SHINE signs agreement with first customer, medical division of General Electric
JANESVILLE—The company that plans to build a medical isotope production plant in Janesville said Thursday it has signed a long-term deal with its first customer, a significant milestone in bringing the Janesville operation to fruition.
SHINE Medical Technologies signed the agreement with GE Healthcare, a division of the General Electric.
It is the first announcement of a major supply agreement with a U.S.-based producer of molybdenum-99, a medical isotope used in more than 30 kinds of diagnostic imaging procedures and more than 40 million medical imaging tests each year.
“This is very significant, and we feel very good about it,” said Greg Piefer, SHINE's founder and chief executive officer. “GE is a major provider, and they do their homework before making decisions.
“We feel really good that they're our first customer. It's a significant industry validation, and that's a really big deal.”
SHINE is working toward regulatory approval for an $85 million plant that will use low-enriched uranium in a series of eight accelerators to produce moly-99.
The company wants to fill a void expected when two other nuclear reactors that use highly enriched uranium to produce isotopes are taken out of service in 2016 and 2020. The plants in Canada and the Netherlands are the world's leading isotope suppliers.
Within its first year of production, SHINE estimates it will generate annual revenues of $200 million.
Piefer has said the Janesville plant would employ 150 people when it opens, most in high-paying technical jobs that he believes can be filled with local talent.
“This is a very encouraging development, a commitment from a company whose name is recognized by everyone,” said John Beckord, president of Forward Janesville. “SHINE is really meeting their guidelines, and this news is one more indication that this project is one step closer to reality.”
Under the terms of the agreement, SHINE will provide moly-99 to GE Healthcare on a regular basis once its facility becomes operational, most likely in 2017, Piefer said.
In 2010, SHINE was selected as one of four commercial entities that the federal government partnered with to accelerate the establishment of a reliable U.S. domestic supply of moly-99 made without the use of highly enriched uranium.
“GE Healthcare is very pleased to have entered into a long-term supply agreement with SHINE,” said Jan Makela, general manager of GE Healthcare Life Sciences Core Imaging. “The technology represents a significant, safe and viable option for the production of molybdenum‐99 in the future.
“We believe SHINE will help secure the supply for global medical communities and their patients.”
SHINE originally planned to start production in late 2016, but delays at the federal level likely will push that into 2017. It plans to start hiring nuclear, chemical and mechanical engineers later this year and round out its staff in 2016.
Piefer said Canada's decision to discontinue moly-99 production in 2016 would create a void in the western hemisphere for medical isotopes.

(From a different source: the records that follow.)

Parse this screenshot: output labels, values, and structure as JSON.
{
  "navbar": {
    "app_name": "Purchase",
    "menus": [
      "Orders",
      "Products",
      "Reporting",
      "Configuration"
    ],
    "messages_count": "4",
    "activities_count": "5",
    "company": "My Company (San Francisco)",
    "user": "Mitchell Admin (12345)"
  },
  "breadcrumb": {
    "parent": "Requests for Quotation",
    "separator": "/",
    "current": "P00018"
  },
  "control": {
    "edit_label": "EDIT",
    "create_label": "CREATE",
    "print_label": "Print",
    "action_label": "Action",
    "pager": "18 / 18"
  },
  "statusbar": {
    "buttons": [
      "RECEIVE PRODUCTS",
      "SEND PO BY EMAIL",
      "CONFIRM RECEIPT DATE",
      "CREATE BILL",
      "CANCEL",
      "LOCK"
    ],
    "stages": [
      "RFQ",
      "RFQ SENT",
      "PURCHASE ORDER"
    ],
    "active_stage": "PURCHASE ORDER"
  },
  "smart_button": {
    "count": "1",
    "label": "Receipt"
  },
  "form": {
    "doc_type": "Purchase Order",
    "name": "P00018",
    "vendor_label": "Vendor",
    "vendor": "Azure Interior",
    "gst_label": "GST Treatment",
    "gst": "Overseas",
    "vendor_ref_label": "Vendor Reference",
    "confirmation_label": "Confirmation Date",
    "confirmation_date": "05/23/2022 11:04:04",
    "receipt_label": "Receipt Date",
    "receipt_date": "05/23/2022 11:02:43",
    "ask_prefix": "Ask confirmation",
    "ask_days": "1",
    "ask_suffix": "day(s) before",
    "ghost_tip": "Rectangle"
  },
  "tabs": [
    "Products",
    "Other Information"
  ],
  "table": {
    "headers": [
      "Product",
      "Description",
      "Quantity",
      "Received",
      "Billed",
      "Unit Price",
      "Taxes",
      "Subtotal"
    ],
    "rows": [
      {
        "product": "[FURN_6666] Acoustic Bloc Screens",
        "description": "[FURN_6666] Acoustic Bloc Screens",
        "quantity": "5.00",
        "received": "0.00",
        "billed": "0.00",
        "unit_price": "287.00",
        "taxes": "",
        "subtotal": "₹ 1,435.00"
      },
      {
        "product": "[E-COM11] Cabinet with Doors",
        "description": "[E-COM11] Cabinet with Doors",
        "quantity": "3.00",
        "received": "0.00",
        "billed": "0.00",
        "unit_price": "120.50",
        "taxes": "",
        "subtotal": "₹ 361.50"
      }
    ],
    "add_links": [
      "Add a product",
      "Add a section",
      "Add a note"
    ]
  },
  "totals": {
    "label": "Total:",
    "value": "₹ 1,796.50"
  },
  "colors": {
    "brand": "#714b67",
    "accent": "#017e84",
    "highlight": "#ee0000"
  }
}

“Because medical isotopes decay so quickly, it's essential that the United States establish its own domestic production to meet the needs of our 20 million patients each year,” he said. “In addition, SHINE will contribute to the strength of the global supply chain."
Piefer said SHINE would be able to produce isotopes much more efficiently because of new technology.
He said GE, which is expected to be one of a handful of SHINE customers, has a proven track record in medical imaging.
“By entering into this supply agreement with SHINE, GE Healthcare is effectively affirming that SHINE presents the best new option for western production and a strong option for supply around the globe,” he said.
The federal government has committed $25 million to the project, and the city of Janesville has offered a $9 million development agreement—including private loan guarantees—that is contingent on the company meeting several benchmarks, including federal licensing and the creation of at least 125 high-paying jobs.
Late last year, the city agreed to buy two additional parcels, which total about eight acres, to satisfy a federal buffering requirement for the plant on Highway 51 across from the Southern Wisconsin Regional Airport. The city's acquisition costs were about $150,000, which SHINE will repay when it takes occupancy of the plant.
By the time the plant opens, SHINE officials have estimated that construction, equipment and regulatory costs will hit $180 million.